- 48. Common threats to internal validity of quasi-experimental designs• Pretest-posttest designs – History – Maturation – Regression (to the mean) – Pretest sensitization• Two or more nonequivalent groups – Selection bias – Local history
- 49. Quasi-Experimental Designs• 7.) The one-group pretest-posttest design O1 O2 O3 O4 X O5 O6 O7 O8 25 20 15 10 5 0 O1 O2 O3 O4 X O5 O6 O7 O8
- 50. Quasi-Experimental Designs• 8.) The equivalent time-samples design X1O X0O X1O X0OVulnerable to: Testing X Treatment, Reactive arrangements, Multiple treatment interference, Selection X Treatment (?)
- 51. Quasi-Experimental Designs• 10.) The nonequivalent control group design O __ __X __ __ __ __ O O O
- 52. Designs for Studying Development• Effects to consider – Age – Cohort – Time of measurement• Designs – Longitudinal – Cross-Sectional – Cross-Sequential
- 53. Longitudinal DesignCohort 2000 2010 2020 20301950 50 60 70 801960 40 50 60 701970 30 40 50 601980 20 30 40 50
- 54. Cross-Sectional DesignCohort 2000 2010 2020 20301950 50 60 70 801960 40 50 60 701970 30 40 50 601980 20 30 40 50
- 55. Cross-Sequential DesignCohort 2000 2010 2020 20301950 50 60 70 801960 40 50 60 701970 30 40 50 601980 20 30 40 50
- 56. Single Subjects Designs• AB design• Reversal or withdrawal design (ABA)• ABAB• Multiple Baseline design

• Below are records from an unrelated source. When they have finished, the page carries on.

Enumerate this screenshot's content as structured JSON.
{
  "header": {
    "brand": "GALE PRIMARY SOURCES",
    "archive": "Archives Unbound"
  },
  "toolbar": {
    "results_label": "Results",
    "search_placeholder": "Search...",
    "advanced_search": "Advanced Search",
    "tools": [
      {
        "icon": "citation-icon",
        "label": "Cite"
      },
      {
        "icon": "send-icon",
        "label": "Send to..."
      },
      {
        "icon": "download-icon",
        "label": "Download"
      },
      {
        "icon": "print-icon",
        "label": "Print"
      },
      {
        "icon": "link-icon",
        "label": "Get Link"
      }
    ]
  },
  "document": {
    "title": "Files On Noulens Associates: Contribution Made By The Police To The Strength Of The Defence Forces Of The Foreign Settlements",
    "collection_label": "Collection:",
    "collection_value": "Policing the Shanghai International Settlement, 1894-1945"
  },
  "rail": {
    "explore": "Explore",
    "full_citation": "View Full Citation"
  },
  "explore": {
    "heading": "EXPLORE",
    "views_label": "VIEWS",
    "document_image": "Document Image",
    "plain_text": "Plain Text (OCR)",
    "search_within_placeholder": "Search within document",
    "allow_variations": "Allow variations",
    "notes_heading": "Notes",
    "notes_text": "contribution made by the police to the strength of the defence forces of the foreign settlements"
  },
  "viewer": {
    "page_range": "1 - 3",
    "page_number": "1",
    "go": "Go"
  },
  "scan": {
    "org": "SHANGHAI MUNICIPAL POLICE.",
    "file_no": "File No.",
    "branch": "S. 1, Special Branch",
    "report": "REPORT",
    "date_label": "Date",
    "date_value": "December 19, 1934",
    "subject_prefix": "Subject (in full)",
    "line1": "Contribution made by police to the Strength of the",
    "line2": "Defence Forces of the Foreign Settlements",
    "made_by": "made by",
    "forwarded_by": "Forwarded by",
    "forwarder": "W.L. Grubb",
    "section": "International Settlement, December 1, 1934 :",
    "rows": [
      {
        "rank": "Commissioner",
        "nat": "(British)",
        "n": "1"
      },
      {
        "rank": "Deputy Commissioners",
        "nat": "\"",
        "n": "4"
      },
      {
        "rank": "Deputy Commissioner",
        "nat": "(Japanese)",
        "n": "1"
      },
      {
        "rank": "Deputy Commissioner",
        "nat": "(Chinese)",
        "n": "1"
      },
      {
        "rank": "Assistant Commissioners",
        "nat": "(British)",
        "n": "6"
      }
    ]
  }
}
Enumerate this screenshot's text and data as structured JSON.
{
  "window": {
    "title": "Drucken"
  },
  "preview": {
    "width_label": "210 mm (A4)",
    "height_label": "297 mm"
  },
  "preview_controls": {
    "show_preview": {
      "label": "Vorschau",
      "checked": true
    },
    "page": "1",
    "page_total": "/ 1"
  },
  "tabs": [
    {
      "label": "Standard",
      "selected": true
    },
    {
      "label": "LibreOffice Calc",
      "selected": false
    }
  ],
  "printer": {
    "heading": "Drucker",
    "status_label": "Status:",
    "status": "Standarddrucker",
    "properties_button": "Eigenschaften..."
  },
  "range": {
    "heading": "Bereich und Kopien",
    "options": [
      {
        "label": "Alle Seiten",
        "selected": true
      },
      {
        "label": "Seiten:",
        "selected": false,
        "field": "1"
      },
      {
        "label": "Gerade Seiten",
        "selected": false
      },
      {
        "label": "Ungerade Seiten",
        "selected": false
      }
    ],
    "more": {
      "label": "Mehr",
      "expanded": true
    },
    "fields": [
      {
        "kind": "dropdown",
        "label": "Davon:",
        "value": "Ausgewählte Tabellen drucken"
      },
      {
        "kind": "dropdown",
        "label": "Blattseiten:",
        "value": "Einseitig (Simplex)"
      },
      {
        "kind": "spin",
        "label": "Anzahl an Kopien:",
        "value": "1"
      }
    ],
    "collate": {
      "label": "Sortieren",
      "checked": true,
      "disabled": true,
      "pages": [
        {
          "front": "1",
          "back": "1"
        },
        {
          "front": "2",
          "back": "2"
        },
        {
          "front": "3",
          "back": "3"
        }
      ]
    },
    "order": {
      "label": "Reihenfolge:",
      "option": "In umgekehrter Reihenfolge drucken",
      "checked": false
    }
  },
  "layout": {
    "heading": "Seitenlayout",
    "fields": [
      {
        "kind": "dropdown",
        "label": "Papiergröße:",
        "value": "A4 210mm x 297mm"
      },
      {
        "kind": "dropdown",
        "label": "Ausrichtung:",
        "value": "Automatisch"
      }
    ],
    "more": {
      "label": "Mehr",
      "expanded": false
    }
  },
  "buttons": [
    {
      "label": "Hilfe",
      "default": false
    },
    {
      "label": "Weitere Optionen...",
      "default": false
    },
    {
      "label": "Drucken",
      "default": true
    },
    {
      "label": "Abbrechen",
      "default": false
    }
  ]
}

No public clipboards found for this slide

Be the first to comment